A month or so back, I received an email from a former colleague of mine in the publishing industry. Would I consider meeting with her son, she asked. He’s trying to break into the marketing field. I said yes, of course, feeling uneasy about what I could possibly do to help. Entry-level marketing jobs are at something of a premium these days. Turns out, he already knew that.
We met on Friday. I’m not going to share his name because he’s considering a Q&A with me on his experiences looking for work. I suggested he sleep on it before becoming internet famous for being young and unemployed.
I was impressed. He has all the things I look for in a recent graduate: good education, strong communication skills, organized and presentable. He’s also surprisingly experienced, having spent the last couple of years temping and volunteering for a number of organizations.
Such is life for the class of 2008. I’ve been thinking about that a lot since our coffee. I remember how overwhelmed I felt coming out of school: breaking into the job market felt like trying to land a spot on Broadway.
I left Ryerson Polytechnical Institute (Ryerson University now) with an undergrad degree in journalism and my heart set on a gig at CBC. I’d been taught radio by Stuart McLean and television by Peter Mansbridge. I thought I had it made.
I was introduced to one of the department heads at CBC Radio. He liked me. In fact, he told me he wanted to give me a job as a producer – a step above entry-level – because of some experience I’d gained hosting a show at CKLN-FM. I was 21 years old, and felt like everything was falling into place.
There’s just one thing, the CBC executive said a bit awkwardly. The corporation was in the early stages of cutbacks in the radio department, and they couldn’t bring me in. Please stay in touch, I was told. I did, for a couple of years. But the cutbacks kept coming. To this day, I think about what a career at CBC might have been like.
The truth is though; the class of 1988 (of which I was a member) has nothing on the kids that followed 20 years later.
Here’s what my new friend has been through. He had to leave Vancouver, where he’d hoped to start his career. He had to move back in with his family because he couldn’t afford to pay rent. He has successfully completed multiple internships, only to be told that he is being replaced by a new intern because it simply doesn’t make sense for the employer to pay him for work they can have done for free.

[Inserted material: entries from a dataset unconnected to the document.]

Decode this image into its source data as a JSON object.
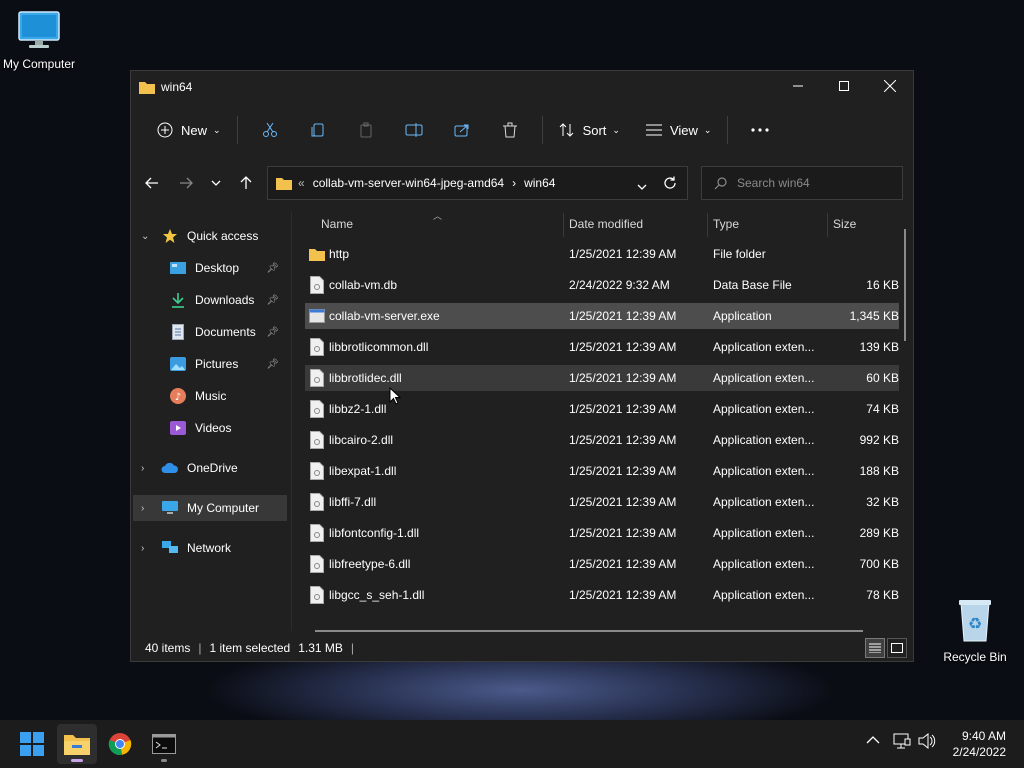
{
  "desktop": {
    "icons": [
      {
        "label": "My Computer"
      },
      {
        "label": "Recycle Bin"
      }
    ]
  },
  "window": {
    "title": "win64",
    "toolbar": {
      "new_label": "New",
      "sort_label": "Sort",
      "view_label": "View"
    },
    "address": {
      "overflow": "«",
      "crumbs": [
        "collab-vm-server-win64-jpeg-amd64",
        "win64"
      ],
      "separator": "›"
    },
    "search": {
      "placeholder": "Search win64"
    },
    "sidebar": {
      "items": [
        {
          "label": "Quick access"
        },
        {
          "label": "Desktop"
        },
        {
          "label": "Downloads"
        },
        {
          "label": "Documents"
        },
        {
          "label": "Pictures"
        },
        {
          "label": "Music"
        },
        {
          "label": "Videos"
        },
        {
          "label": "OneDrive"
        },
        {
          "label": "My Computer"
        },
        {
          "label": "Network"
        }
      ]
    },
    "columns": {
      "name": "Name",
      "date": "Date modified",
      "type": "Type",
      "size": "Size"
    },
    "files": [
      {
        "name": "http",
        "date": "1/25/2021 12:39 AM",
        "type": "File folder",
        "size": ""
      },
      {
        "name": "collab-vm.db",
        "date": "2/24/2022 9:32 AM",
        "type": "Data Base File",
        "size": "16 KB"
      },
      {
        "name": "collab-vm-server.exe",
        "date": "1/25/2021 12:39 AM",
        "type": "Application",
        "size": "1,345 KB"
      },
      {
        "name": "libbrotlicommon.dll",
        "date": "1/25/2021 12:39 AM",
        "type": "Application exten...",
        "size": "139 KB"
      },
      {
        "name": "libbrotlidec.dll",
        "date": "1/25/2021 12:39 AM",
        "type": "Application exten...",
        "size": "60 KB"
      },
      {
        "name": "libbz2-1.dll",
        "date": "1/25/2021 12:39 AM",
        "type": "Application exten...",
        "size": "74 KB"
      },
      {
        "name": "libcairo-2.dll",
        "date": "1/25/2021 12:39 AM",
        "type": "Application exten...",
        "size": "992 KB"
      },
      {
        "name": "libexpat-1.dll",
        "date": "1/25/2021 12:39 AM",
        "type": "Application exten...",
        "size": "188 KB"
      },
      {
        "name": "libffi-7.dll",
        "date": "1/25/2021 12:39 AM",
        "type": "Application exten...",
        "size": "32 KB"
      },
      {
        "name": "libfontconfig-1.dll",
        "date": "1/25/2021 12:39 AM",
        "type": "Application exten...",
        "size": "289 KB"
      },
      {
        "name": "libfreetype-6.dll",
        "date": "1/25/2021 12:39 AM",
        "type": "Application exten...",
        "size": "700 KB"
      },
      {
        "name": "libgcc_s_seh-1.dll",
        "date": "1/25/2021 12:39 AM",
        "type": "Application exten...",
        "size": "78 KB"
      }
    ],
    "status": {
      "items": "40 items",
      "selected": "1 item selected",
      "size": "1.31 MB",
      "sep": "|"
    }
  },
  "taskbar": {
    "time": "9:40 AM",
    "date": "2/24/2022"
  },
  "colors": {
    "folder": "#f2c14e",
    "accent": "#0a84ff",
    "selected_row": "#4d4d4d"
  }
}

It was humbling to hear him tell that story. He is, like thousands of other young Canadians, experiencing an introduction to the workforce unlike any seen since the 1930s.
My story was supposed to show him that a career often takes unexpected turns, and that what we think we want in our early 20s often changes with time. I think what he heard was another story about how hard it is to get a career started.
I don’t blame him a bit.